[[ GIVEN DATA, beginning ]]

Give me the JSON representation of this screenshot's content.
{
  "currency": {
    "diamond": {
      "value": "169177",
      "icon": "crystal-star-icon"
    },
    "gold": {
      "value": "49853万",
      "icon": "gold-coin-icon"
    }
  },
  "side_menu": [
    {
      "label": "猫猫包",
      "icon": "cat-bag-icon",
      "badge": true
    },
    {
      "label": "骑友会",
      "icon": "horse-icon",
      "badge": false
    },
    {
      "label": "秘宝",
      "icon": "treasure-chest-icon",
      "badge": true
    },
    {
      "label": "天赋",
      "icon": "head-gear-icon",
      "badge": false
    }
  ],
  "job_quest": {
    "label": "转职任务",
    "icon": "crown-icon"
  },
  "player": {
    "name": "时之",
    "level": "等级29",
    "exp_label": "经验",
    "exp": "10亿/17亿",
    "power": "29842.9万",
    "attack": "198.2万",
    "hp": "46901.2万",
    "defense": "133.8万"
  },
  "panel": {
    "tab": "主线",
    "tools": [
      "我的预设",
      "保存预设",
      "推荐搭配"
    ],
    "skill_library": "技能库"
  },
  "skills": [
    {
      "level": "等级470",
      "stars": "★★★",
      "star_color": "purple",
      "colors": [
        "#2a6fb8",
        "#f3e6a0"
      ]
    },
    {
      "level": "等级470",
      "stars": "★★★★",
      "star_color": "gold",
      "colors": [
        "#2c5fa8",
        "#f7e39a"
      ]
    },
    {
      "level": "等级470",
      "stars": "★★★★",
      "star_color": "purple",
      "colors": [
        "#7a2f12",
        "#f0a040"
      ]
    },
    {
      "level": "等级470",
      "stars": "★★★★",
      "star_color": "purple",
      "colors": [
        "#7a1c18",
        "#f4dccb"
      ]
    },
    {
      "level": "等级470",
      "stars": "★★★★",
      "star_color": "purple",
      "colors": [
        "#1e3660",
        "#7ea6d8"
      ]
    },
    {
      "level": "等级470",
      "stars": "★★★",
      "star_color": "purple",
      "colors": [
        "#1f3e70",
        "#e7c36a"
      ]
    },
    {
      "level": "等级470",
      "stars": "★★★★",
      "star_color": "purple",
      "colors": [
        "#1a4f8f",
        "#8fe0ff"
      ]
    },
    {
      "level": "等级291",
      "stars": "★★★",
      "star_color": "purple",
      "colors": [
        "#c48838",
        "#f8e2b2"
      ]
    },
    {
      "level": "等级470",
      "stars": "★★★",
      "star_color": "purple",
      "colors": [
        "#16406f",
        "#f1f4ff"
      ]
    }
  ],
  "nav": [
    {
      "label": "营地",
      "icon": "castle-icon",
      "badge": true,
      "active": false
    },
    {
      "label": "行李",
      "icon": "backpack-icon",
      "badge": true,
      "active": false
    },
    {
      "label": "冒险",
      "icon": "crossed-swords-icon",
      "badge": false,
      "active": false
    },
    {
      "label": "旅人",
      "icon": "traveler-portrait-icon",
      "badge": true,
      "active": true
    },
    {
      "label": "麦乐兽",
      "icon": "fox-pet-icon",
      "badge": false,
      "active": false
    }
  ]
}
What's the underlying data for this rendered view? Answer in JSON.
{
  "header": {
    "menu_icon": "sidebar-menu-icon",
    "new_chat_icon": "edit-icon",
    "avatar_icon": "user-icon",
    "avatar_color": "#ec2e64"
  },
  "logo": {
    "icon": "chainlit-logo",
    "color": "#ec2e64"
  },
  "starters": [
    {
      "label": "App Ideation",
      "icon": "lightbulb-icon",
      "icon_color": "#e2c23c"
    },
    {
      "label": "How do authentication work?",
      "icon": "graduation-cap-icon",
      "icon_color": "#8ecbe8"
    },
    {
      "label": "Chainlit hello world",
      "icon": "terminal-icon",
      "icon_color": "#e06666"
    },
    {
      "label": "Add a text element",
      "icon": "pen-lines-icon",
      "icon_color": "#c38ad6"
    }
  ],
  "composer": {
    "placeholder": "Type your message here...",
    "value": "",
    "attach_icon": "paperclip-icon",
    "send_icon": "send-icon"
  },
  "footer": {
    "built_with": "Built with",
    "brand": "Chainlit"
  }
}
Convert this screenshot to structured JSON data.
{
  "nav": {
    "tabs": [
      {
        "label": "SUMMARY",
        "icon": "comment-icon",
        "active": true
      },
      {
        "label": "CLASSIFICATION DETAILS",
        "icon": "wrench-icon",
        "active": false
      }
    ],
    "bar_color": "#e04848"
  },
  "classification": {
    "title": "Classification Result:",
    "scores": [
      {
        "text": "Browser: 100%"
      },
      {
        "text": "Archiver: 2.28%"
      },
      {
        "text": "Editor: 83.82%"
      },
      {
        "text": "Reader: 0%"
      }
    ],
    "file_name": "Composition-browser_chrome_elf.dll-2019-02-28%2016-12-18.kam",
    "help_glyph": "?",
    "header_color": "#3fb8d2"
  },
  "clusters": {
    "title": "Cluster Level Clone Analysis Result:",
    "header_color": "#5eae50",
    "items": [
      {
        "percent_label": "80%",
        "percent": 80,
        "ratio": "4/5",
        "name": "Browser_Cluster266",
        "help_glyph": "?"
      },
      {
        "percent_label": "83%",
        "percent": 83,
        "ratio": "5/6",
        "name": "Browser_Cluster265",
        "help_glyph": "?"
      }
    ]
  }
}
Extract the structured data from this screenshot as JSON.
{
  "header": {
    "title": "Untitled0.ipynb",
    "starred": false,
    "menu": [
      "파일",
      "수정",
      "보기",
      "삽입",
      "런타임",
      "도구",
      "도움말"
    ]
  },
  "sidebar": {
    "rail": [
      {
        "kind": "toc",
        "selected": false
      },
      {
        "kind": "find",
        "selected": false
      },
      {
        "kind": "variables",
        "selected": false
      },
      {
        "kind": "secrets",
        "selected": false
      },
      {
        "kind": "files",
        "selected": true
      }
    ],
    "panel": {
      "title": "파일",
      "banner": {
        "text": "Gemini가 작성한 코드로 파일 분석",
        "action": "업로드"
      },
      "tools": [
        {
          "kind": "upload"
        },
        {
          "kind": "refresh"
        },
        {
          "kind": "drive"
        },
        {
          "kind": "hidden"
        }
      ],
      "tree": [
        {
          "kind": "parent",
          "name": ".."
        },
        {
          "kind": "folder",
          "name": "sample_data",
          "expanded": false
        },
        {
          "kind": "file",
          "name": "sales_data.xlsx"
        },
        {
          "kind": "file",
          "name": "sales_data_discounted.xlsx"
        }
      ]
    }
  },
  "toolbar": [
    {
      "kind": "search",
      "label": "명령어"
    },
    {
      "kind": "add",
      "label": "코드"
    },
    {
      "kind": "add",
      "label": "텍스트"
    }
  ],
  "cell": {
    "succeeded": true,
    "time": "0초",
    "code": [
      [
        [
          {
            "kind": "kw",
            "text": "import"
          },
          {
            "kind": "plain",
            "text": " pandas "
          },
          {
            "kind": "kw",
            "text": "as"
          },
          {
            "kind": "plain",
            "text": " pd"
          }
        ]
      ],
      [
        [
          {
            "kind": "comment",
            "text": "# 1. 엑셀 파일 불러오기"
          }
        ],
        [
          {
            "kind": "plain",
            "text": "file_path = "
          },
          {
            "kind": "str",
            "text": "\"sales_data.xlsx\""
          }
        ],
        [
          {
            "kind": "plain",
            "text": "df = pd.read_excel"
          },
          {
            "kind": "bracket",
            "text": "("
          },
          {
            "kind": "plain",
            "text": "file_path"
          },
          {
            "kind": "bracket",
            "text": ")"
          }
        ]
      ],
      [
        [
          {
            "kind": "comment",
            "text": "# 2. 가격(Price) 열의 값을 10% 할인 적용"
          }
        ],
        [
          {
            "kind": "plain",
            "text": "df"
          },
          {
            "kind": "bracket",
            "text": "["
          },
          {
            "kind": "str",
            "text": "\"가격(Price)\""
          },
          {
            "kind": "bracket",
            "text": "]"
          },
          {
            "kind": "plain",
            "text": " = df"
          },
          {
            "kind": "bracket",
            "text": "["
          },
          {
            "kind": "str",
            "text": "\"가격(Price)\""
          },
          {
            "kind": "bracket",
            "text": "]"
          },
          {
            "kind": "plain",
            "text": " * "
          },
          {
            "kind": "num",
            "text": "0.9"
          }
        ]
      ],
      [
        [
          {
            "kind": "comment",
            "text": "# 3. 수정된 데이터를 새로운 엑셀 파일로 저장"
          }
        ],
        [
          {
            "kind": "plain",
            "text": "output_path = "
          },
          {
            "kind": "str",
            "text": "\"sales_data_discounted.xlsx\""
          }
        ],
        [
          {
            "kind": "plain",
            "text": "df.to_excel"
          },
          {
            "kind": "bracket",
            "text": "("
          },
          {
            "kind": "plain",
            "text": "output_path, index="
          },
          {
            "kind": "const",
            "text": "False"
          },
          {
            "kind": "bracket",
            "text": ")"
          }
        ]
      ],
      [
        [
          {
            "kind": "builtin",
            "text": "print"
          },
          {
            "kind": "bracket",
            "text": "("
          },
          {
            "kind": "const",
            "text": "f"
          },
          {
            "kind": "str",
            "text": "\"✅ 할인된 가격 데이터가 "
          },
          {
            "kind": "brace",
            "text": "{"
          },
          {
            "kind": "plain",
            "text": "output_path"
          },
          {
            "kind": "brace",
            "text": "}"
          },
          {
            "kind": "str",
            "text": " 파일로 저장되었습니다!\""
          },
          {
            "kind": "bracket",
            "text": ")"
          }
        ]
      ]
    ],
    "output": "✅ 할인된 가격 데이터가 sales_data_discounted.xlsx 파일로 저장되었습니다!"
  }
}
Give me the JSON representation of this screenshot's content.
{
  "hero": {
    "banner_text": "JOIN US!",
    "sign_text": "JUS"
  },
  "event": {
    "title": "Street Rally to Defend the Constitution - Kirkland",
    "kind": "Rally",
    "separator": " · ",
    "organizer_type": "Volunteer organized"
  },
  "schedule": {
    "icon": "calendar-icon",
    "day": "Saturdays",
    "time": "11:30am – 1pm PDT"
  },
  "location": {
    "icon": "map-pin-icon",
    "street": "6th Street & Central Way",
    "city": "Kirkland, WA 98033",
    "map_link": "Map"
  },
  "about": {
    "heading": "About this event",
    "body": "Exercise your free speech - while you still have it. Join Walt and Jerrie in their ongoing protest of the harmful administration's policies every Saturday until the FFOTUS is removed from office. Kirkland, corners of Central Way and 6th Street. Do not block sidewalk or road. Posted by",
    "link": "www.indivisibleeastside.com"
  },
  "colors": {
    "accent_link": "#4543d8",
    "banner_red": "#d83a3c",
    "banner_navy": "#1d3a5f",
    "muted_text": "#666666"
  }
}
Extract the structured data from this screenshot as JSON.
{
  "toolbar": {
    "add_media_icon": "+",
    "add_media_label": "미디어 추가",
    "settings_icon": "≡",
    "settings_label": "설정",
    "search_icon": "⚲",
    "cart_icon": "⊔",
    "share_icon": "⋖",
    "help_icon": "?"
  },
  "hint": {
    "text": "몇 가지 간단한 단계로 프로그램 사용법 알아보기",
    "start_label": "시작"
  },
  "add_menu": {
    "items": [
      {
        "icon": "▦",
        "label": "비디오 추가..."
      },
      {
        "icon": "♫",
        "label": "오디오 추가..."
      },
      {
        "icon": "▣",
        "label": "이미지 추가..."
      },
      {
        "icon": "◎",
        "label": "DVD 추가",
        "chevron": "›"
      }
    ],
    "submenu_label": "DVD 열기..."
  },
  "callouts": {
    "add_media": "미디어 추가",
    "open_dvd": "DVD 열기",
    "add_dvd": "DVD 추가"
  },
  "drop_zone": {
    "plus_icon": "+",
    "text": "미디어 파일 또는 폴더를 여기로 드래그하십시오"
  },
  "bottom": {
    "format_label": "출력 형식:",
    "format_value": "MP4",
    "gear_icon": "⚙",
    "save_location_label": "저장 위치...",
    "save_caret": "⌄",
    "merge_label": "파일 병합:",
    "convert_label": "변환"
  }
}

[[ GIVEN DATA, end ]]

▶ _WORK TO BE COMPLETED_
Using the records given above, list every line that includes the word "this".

▶ _TASK OUTPUT_
Give me the JSON representation of this screenshot's content.
What's the underlying data for this rendered view? Answer in JSON.
Convert this screenshot to structured JSON data.
Extract the structured data from this screenshot as JSON.
Give me the JSON representation of this screenshot's content.
    "heading": "About this event",
Extract the structured data from this screenshot as JSON.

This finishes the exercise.